Return all of the material exactly; no line may be dropped.
*** Data to examine ***
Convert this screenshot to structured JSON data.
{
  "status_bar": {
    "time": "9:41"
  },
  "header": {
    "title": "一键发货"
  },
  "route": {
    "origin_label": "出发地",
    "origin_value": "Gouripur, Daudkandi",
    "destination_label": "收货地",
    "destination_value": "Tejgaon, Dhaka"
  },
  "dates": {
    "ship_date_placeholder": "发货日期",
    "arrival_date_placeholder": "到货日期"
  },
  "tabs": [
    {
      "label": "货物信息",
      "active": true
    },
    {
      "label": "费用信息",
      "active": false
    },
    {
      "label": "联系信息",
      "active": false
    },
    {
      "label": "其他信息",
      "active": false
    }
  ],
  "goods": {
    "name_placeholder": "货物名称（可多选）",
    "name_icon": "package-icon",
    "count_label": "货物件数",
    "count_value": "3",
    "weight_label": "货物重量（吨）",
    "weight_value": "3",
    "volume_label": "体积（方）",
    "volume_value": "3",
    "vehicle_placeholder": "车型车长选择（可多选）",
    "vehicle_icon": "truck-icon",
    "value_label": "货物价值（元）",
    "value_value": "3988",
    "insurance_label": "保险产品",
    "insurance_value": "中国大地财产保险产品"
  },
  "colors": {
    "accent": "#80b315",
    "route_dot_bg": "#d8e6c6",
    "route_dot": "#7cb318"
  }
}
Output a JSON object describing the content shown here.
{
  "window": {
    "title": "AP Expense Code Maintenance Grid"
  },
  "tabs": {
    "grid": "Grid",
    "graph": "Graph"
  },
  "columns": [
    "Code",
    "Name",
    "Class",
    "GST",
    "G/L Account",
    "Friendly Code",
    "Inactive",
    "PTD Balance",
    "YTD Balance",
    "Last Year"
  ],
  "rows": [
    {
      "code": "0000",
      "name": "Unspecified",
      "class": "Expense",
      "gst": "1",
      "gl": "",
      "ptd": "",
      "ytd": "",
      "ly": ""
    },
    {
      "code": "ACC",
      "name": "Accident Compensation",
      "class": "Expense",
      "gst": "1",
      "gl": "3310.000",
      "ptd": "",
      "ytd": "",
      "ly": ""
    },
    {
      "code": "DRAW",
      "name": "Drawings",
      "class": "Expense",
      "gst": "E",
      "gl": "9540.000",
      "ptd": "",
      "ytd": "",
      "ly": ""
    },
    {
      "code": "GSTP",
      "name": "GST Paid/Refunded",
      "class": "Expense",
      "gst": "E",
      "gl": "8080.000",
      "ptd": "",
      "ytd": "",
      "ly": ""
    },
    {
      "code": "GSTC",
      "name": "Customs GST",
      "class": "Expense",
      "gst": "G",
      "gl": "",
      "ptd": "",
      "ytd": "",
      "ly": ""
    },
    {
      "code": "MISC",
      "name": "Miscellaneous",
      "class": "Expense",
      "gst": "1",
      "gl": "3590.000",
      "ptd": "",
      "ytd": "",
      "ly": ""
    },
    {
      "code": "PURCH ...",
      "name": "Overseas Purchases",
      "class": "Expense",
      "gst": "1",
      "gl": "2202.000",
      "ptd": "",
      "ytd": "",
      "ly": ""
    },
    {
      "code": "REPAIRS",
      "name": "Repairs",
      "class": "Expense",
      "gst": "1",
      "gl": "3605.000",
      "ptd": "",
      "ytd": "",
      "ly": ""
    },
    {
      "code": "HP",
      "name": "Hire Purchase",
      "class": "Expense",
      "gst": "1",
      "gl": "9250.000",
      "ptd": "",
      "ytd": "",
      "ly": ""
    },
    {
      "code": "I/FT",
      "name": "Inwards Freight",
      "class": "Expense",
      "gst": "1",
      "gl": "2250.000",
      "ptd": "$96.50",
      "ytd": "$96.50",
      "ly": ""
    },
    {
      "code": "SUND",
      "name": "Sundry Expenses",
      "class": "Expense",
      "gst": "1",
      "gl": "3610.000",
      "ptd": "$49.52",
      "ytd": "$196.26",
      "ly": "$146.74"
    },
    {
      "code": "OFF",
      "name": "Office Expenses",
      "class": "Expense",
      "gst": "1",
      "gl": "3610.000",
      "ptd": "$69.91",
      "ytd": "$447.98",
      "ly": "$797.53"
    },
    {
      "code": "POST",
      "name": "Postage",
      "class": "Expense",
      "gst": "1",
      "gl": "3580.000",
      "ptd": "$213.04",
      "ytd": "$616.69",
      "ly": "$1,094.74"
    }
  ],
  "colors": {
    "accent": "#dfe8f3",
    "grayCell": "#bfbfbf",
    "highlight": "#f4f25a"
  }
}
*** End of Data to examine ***
▸ **Solution**:
Convert this screenshot to structured JSON data.
{
  "status_bar": {
    "time": "9:41"
  },
  "header": {
    "title": "一键发货"
  },
  "route": {
    "origin_label": "出发地",
    "origin_value": "Gouripur, Daudkandi",
    "destination_label": "收货地",
    "destination_value": "Tejgaon, Dhaka"
  },
  "dates": {
    "ship_date_placeholder": "发货日期",
    "arrival_date_placeholder": "到货日期"
  },
  "tabs": [
    {
      "label": "货物信息",
      "active": true
    },
    {
      "label": "费用信息",
      "active": false
    },
    {
      "label": "联系信息",
      "active": false
    },
    {
      "label": "其他信息",
      "active": false
    }
  ],
  "goods": {
    "name_placeholder": "货物名称（可多选）",
    "name_icon": "package-icon",
    "count_label": "货物件数",
    "count_value": "3",
    "weight_label": "货物重量（吨）",
    "weight_value": "3",
    "volume_label": "体积（方）",
    "volume_value": "3",
    "vehicle_placeholder": "车型车长选择（可多选）",
    "vehicle_icon": "truck-icon",
    "value_label": "货物价值（元）",
    "value_value": "3988",
    "insurance_label": "保险产品",
    "insurance_value": "中国大地财产保险产品"
  },
  "colors": {
    "accent": "#80b315",
    "route_dot_bg": "#d8e6c6",
    "route_dot": "#7cb318"
  }
}
Output a JSON object describing the content shown here.
{
  "window": {
    "title": "AP Expense Code Maintenance Grid"
  },
  "tabs": {
    "grid": "Grid",
    "graph": "Graph"
  },
  "columns": [
    "Code",
    "Name",
    "Class",
    "GST",
    "G/L Account",
    "Friendly Code",
    "Inactive",
    "PTD Balance",
    "YTD Balance",
    "Last Year"
  ],
  "rows": [
    {
      "code": "0000",
      "name": "Unspecified",
      "class": "Expense",
      "gst": "1",
      "gl": "",
      "ptd": "",
      "ytd": "",
      "ly": ""
    },
    {
      "code": "ACC",
      "name": "Accident Compensation",
      "class": "Expense",
      "gst": "1",
      "gl": "3310.000",
      "ptd": "",
      "ytd": "",
      "ly": ""
    },
    {
      "code": "DRAW",
      "name": "Drawings",
      "class": "Expense",
      "gst": "E",
      "gl": "9540.000",
      "ptd": "",
      "ytd": "",
      "ly": ""
    },
    {
      "code": "GSTP",
      "name": "GST Paid/Refunded",
      "class": "Expense",
      "gst": "E",
      "gl": "8080.000",
      "ptd": "",
      "ytd": "",
      "ly": ""
    },
    {
      "code": "GSTC",
      "name": "Customs GST",
      "class": "Expense",
      "gst": "G",
      "gl": "",
      "ptd": "",
      "ytd": "",
      "ly": ""
    },
    {
      "code": "MISC",
      "name": "Miscellaneous",
      "class": "Expense",
      "gst": "1",
      "gl": "3590.000",
      "ptd": "",
      "ytd": "",
      "ly": ""
    },
    {
      "code": "PURCH ...",
      "name": "Overseas Purchases",
      "class": "Expense",
      "gst": "1",
      "gl": "2202.000",
      "ptd": "",
      "ytd": "",
      "ly": ""
    },
    {
      "code": "REPAIRS",
      "name": "Repairs",
      "class": "Expense",
      "gst": "1",
      "gl": "3605.000",
      "ptd": "",
      "ytd": "",
      "ly": ""
    },
    {
      "code": "HP",
      "name": "Hire Purchase",
      "class": "Expense",
      "gst": "1",
      "gl": "9250.000",
      "ptd": "",
      "ytd": "",
      "ly": ""
    },
    {
      "code": "I/FT",
      "name": "Inwards Freight",
      "class": "Expense",
      "gst": "1",
      "gl": "2250.000",
      "ptd": "$96.50",
      "ytd": "$96.50",
      "ly": ""
    },
    {
      "code": "SUND",
      "name": "Sundry Expenses",
      "class": "Expense",
      "gst": "1",
      "gl": "3610.000",
      "ptd": "$49.52",
      "ytd": "$196.26",
      "ly": "$146.74"
    },
    {
      "code": "OFF",
      "name": "Office Expenses",
      "class": "Expense",
      "gst": "1",
      "gl": "3610.000",
      "ptd": "$69.91",
      "ytd": "$447.98",
      "ly": "$797.53"
    },
    {
      "code": "POST",
      "name": "Postage",
      "class": "Expense",
      "gst": "1",
      "gl": "3580.000",
      "ptd": "$213.04",
      "ytd": "$616.69",
      "ly": "$1,094.74"
    }
  ],
  "colors": {
    "accent": "#dfe8f3",
    "grayCell": "#bfbfbf",
    "highlight": "#f4f25a"
  }
}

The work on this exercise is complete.